**Instructions to follow**
Where does "JSON" appear in the data? Return each line that holds it.
---------- Entries shown
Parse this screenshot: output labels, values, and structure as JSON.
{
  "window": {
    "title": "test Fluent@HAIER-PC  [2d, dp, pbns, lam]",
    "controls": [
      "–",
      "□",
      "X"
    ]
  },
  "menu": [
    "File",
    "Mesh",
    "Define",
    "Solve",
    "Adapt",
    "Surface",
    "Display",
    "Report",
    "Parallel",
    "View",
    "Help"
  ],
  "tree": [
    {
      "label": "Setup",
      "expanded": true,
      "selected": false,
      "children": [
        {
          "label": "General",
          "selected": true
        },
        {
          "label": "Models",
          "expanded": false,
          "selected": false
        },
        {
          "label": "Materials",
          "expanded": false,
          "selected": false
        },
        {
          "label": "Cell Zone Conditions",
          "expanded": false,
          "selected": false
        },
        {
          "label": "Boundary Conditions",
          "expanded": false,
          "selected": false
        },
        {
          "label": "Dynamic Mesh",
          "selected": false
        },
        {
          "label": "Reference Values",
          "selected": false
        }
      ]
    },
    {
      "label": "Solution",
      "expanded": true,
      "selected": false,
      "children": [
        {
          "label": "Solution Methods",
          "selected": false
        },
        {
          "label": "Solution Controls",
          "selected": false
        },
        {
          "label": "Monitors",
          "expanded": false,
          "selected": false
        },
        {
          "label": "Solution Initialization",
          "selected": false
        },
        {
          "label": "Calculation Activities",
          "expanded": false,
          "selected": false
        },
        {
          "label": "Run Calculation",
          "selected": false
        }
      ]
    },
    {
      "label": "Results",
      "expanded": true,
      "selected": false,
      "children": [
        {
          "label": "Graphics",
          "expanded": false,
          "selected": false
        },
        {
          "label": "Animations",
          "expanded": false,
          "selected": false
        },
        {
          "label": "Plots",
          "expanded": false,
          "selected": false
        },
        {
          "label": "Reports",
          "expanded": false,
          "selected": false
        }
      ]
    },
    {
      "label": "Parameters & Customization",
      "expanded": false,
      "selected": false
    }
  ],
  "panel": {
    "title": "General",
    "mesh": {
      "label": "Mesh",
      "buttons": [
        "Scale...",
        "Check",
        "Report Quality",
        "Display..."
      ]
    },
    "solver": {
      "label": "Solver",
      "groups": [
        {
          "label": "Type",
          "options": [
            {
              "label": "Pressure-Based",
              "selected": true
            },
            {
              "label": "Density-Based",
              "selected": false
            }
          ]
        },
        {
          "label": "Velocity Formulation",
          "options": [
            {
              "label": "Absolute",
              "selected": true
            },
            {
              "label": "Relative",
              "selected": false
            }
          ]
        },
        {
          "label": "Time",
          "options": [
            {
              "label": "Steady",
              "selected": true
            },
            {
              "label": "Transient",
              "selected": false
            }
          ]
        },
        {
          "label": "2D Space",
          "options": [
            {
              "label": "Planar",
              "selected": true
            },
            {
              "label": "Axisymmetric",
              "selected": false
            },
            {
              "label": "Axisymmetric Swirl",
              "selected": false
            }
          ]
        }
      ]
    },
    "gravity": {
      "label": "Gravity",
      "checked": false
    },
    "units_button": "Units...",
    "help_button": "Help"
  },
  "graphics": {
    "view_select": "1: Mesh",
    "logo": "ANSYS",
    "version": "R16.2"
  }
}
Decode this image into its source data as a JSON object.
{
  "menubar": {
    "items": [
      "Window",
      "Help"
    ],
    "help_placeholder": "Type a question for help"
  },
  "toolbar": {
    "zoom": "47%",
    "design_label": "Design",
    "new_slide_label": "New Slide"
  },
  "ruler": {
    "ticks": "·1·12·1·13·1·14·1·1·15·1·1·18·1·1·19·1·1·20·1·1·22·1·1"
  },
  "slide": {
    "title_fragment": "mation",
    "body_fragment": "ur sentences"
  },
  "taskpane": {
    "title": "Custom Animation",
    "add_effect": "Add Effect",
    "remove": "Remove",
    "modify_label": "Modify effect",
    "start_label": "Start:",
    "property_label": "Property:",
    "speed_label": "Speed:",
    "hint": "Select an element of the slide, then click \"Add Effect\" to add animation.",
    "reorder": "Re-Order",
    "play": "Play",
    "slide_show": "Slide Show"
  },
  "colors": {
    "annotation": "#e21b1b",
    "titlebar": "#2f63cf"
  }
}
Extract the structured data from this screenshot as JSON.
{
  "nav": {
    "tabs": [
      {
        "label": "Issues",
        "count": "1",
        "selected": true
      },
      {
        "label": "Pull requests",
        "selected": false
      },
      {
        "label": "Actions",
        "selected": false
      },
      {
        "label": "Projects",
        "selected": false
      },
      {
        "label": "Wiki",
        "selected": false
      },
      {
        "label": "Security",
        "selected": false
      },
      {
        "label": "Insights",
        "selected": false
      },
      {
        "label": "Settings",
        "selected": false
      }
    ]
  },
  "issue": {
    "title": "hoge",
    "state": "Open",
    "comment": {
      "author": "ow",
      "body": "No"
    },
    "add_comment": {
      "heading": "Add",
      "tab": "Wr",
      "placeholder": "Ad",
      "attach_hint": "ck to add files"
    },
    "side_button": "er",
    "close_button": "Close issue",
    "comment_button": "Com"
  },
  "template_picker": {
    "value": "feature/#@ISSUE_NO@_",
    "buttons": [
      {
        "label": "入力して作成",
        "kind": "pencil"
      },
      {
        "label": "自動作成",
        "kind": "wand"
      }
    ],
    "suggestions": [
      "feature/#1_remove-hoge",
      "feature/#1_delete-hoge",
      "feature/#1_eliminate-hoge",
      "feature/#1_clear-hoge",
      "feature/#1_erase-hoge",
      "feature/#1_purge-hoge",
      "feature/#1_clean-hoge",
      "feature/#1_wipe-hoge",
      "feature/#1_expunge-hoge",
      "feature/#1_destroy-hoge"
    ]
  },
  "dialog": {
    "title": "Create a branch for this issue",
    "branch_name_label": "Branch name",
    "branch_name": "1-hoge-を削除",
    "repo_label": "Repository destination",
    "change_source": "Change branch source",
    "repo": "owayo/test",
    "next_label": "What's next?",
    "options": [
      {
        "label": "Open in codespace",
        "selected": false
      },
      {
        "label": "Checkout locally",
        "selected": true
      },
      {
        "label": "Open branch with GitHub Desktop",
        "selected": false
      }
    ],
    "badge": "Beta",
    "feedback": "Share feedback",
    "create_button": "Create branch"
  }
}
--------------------
**Solution**
Parse this screenshot: output labels, values, and structure as JSON.
Decode this image into its source data as a JSON object.
Extract the structured data from this screenshot as JSON.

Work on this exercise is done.